### What the task asks
Every line in the records below with the string "telephoto" is to be copied out.

### Dataset rows describing interfaces
= = =

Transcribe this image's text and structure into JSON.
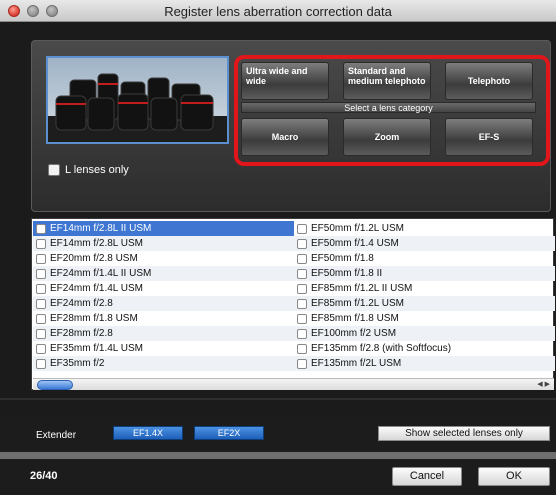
{
  "window": {
    "title": "Register lens aberration correction data"
  },
  "filters": {
    "l_lenses_only_label": "L lenses only",
    "l_lenses_only_checked": false
  },
  "categories": {
    "ultra_wide": "Ultra wide and wide",
    "standard": "Standard and medium telephoto",
    "telephoto": "Telephoto",
    "bar_label": "Select a lens category",
    "macro": "Macro",
    "zoom": "Zoom",
    "efs": "EF-S"
  },
  "lenses": {
    "left": [
      {
        "name": "EF14mm f/2.8L II USM",
        "selected": true
      },
      {
        "name": "EF14mm f/2.8L USM",
        "selected": false
      },
      {
        "name": "EF20mm f/2.8 USM",
        "selected": false
      },
      {
        "name": "EF24mm f/1.4L II USM",
        "selected": false
      },
      {
        "name": "EF24mm f/1.4L USM",
        "selected": false
      },
      {
        "name": "EF24mm f/2.8",
        "selected": false
      },
      {
        "name": "EF28mm f/1.8 USM",
        "selected": false
      },
      {
        "name": "EF28mm f/2.8",
        "selected": false
      },
      {
        "name": "EF35mm f/1.4L USM",
        "selected": false
      },
      {
        "name": "EF35mm f/2",
        "selected": false
      }
    ],
    "right": [
      {
        "name": "EF50mm f/1.2L USM",
        "selected": false
      },
      {
        "name": "EF50mm f/1.4 USM",
        "selected": false
      },
      {
        "name": "EF50mm f/1.8",
        "selected": false
      },
      {
        "name": "EF50mm f/1.8 II",
        "selected": false
      },
      {
        "name": "EF85mm f/1.2L II USM",
        "selected": false
      },
      {
        "name": "EF85mm f/1.2L USM",
        "selected": false
      },
      {
        "name": "EF85mm f/1.8 USM",
        "selected": false
      },
      {
        "name": "EF100mm f/2 USM",
        "selected": false
      },
      {
        "name": "EF135mm f/2.8 (with Softfocus)",
        "selected": false
      },
      {
        "name": "EF135mm f/2L USM",
        "selected": false
      }
    ]
  },
  "extender": {
    "label": "Extender",
    "buttons": [
      "EF1.4X",
      "EF2X"
    ]
  },
  "actions": {
    "show_selected": "Show selected lenses only",
    "cancel": "Cancel",
    "ok": "OK"
  },
  "status": {
    "count": "26/40"
  },
  "colors": {
    "accent_blue": "#3e76d1",
    "category_highlight": "#e0161a"
  }
}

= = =

### Response to the task
    "standard": "Standard and medium telephoto",
    "telephoto": "Telephoto",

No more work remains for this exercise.